So if you make an assertion – even the teeniest claim – you must be able to back it up.
Here are some examples of what you say that may cause a reader to think twice about considering you.
We guarantee it – if you pepper your literature with talk of guaranteed service or guaranteed satisfaction you must explicitly reveal what the guarantee is. And then stick to it without question. Same thing with awards: show what you have won (with links) if you say your service is award winning.
We care – smaller companies (and firms which make this a lynchpin of their business) can offered a tailored service, but bigger firms should tread lightly. It’s not believable for a high-street bank or phone provider to say everyone matters. Nor should it be. Promote something else like convenience, freedom or price.
Offering exemplary customer service – another claim that should be backed up with proof (testimonials work well) and rigorous adherence to that ethos. If you say you’re here to help, you must show this.

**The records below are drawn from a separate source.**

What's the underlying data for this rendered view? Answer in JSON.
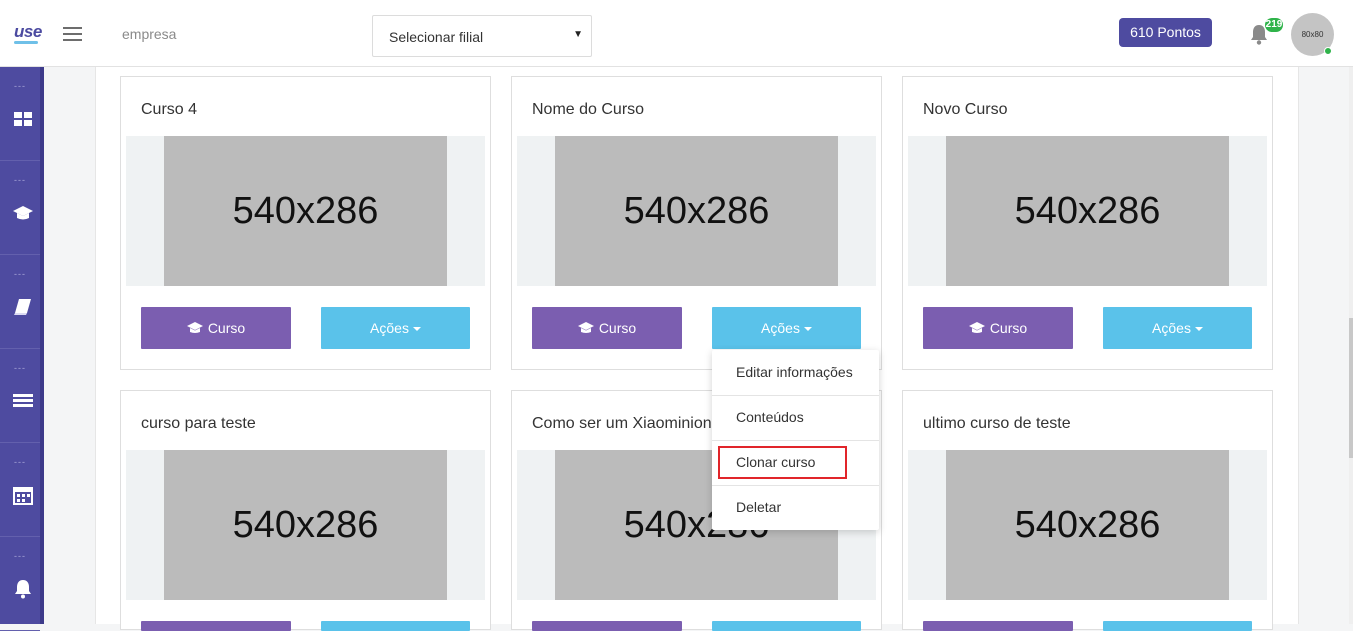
{
  "header": {
    "logo": "use",
    "company_label": "empresa",
    "branch_select": {
      "selected": "Selecionar filial"
    },
    "points": "610 Pontos",
    "notifications_count": "219",
    "avatar_text": "80x80"
  },
  "sidebar": {
    "items": [
      {
        "dots": "---",
        "icon": "dashboard-icon"
      },
      {
        "dots": "---",
        "icon": "graduation-cap-icon"
      },
      {
        "dots": "---",
        "icon": "book-icon"
      },
      {
        "dots": "---",
        "icon": "list-icon"
      },
      {
        "dots": "---",
        "icon": "calendar-icon"
      },
      {
        "dots": "---",
        "icon": "bell-icon"
      }
    ]
  },
  "courses": [
    {
      "title": "Curso 4",
      "image_text": "540x286",
      "course_button": "Curso",
      "actions_button": "Ações"
    },
    {
      "title": "Nome do Curso",
      "image_text": "540x286",
      "course_button": "Curso",
      "actions_button": "Ações"
    },
    {
      "title": "Novo Curso",
      "image_text": "540x286",
      "course_button": "Curso",
      "actions_button": "Ações"
    },
    {
      "title": "curso para teste",
      "image_text": "540x286"
    },
    {
      "title": "Como ser um Xiaominion",
      "image_text": "540x286"
    },
    {
      "title": "ultimo curso de teste",
      "image_text": "540x286"
    }
  ],
  "actions_menu": {
    "items": [
      "Editar informações",
      "Conteúdos",
      "Clonar curso",
      "Deletar"
    ],
    "highlighted": "Clonar curso"
  },
  "colors": {
    "brand": "#4e4ba0",
    "course_button": "#7b5eb0",
    "actions_button": "#5ac2ea",
    "highlight": "#e1252a"
  }
}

Sign up quickly – barring a simple email capture, many registrations are tedious and time consuming. Don’t make out that signing up for something is easier than it really is. (But saying it takes 3 mins, for example, really works.)
Free monthly newsletter – you sign up for something and after the initial flurry of useful content, the nuggets dry up. Customers feel short-changed when this happens, and feel you don’t deliver on your promises.
We’ll get back to you straight away – the dreaded info@ (or web-form) on a website makes readers feel their note or query slips into a black hole. If you use these devices, monitor them – and get back to prospects as soon as possible.
Call times and opening hours – if you say you have someone at the end of the phone 24/7, an answerphone at 6.15am won’t cut it. Or someone who sounds like they just stumbled out of bed.
So we know that making exaggerated claims about what you do is an absolute no-no, but even fairly innocuous statements demand your interrogation.
If you can’t balance your statements (‘...you could also lose money’), it’s best to understate and over-deliver. This thinking was behind one of the most successful headlines of all time, by the legendary copywriter (okay, in copywriting circles) Gary Bencivenga.
"How to get rich slowly”